  • IN WITNESS WHEREOF, the parties hereto have hereunto set their hands and seals the day and year first above written.

This is particularly bad when there is no date and year above the signatures.

Do NOT do this:

John Jones (Date)

Suzy Smith (Date)


Good contracts pose a serious threat to the legal profession. Fortunately, most students emerge from law school with a basic understanding of how to draft a bad contract. After all, they’ve been reading legalese for three years and are petrified that if they omit a word, litigation will result. However, after years of practice and litigating disputes arising out of poorly drafted documents, some lawyers forget that the fate of the profession depends on a steady supply of poorly drafted documents. They begin to advocate for plain English. Soon passive voice starts to annoy them. Then “Sell, convey, assign, transfer, and deliver” becomes simply “sell.” At that point, it’s all over. A good managing partner will stage an intervention and insist that the lawyer enter an appropriate twelve-step program. Sometimes you’ve got to be cruel to be kind.15 While treatment can cure good drafting, the best approach is to prevent the problem in the first place. Law schools and the bar must do more to educate lawyers on how to draft bad contracts. We owe it to the profession.

Related Topics


1 See, e.g., Adams, A Manual of Style for Contract Drafting (ABA Publishing, 2013); Burnham, Drafting and Analyzing Contracts: A Guide to the Practical Application of the Principles of Contract Law (LexisNexis,® 2003); Feldman and Nimmer, Drafting Effective Contracts: A Practitioner’s Guide (Aspen Publishers, 1995).

2 Jacobson, “A Checklist for Drafting Good Contracts,” 5 J. of the Ass’n of Legal Writing Directors 79-117 (Fall 2008).

3 See, e.g., McKinnon v. Baker, 370 N.W.2d 492 (Neb. 1985) (Recitals are “generally background statements and do not ordinarily form any part of the real agreement.”).

4 Some prefer to insert WITNESSETH between the introduction and recitals. Others suggest it is more appropriate after the recitals.

5 Ireland v. Jacobs, 163 P.2d 203 (Colo. 1945).

6 See Haynes v. Farmers Inc. Exchange, 89 P.3d 381, 385 (Cal. 2004) (Court did not enforce a provision limiting coverage contained in a section with the heading “Other Insurance”).

7 Waters v. District Court, 935 P.2d 981, 990 (Colo. 1997).

8 See CRS § 13-17-102.

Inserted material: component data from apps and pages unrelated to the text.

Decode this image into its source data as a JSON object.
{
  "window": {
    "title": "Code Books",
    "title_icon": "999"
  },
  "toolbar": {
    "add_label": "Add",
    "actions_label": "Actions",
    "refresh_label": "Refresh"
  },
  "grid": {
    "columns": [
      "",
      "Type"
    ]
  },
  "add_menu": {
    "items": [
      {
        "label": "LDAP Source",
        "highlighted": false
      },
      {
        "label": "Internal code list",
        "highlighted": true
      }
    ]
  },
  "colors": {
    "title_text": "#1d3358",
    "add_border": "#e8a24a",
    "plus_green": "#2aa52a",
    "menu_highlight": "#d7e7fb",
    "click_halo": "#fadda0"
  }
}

9 Mapquest estimates six hours and thirty-two minutes each way under ideal conditions if traveling via Highway 160. Thirteen hours at my hourly rate of $265 per hour is $3,445. That’s $3,445 for driving through some of the most scenic country in the United States while listening to great rock ‘n’ roll.

10 See Tripp v. Cotter Corp., 701 P.2d 124 (Colo.App. 1985) (“In the absence of allegations of fraud, accident, or mistake in the formation of the contract, parol evidence may not be admitted to add to, subtract from, vary, contradict, change, or modify an unambiguous integrated contract.”) (emphasis added).

11 Think about it from the client’s perspective. If you charge $1,000 for a 5,000-word contract, the client pays only twenty cents per word. If your charge $1,000 for a 2,500-word contract, the client pays a whopping forty cents per word!

12 Some examples in this section are taken from A Plain English Handbook (U.S. Securities and Exchange Commission, 1998),

13 How much wood would a woodchuck chuck if a woodchuck could chuck wood?

[14] An excellent resource is Wikipedia’s “List of legal Latin terms,”

[15] Lowe, “Cruel to Be Kind,” Labor of Lust (Columbia Records, 1979).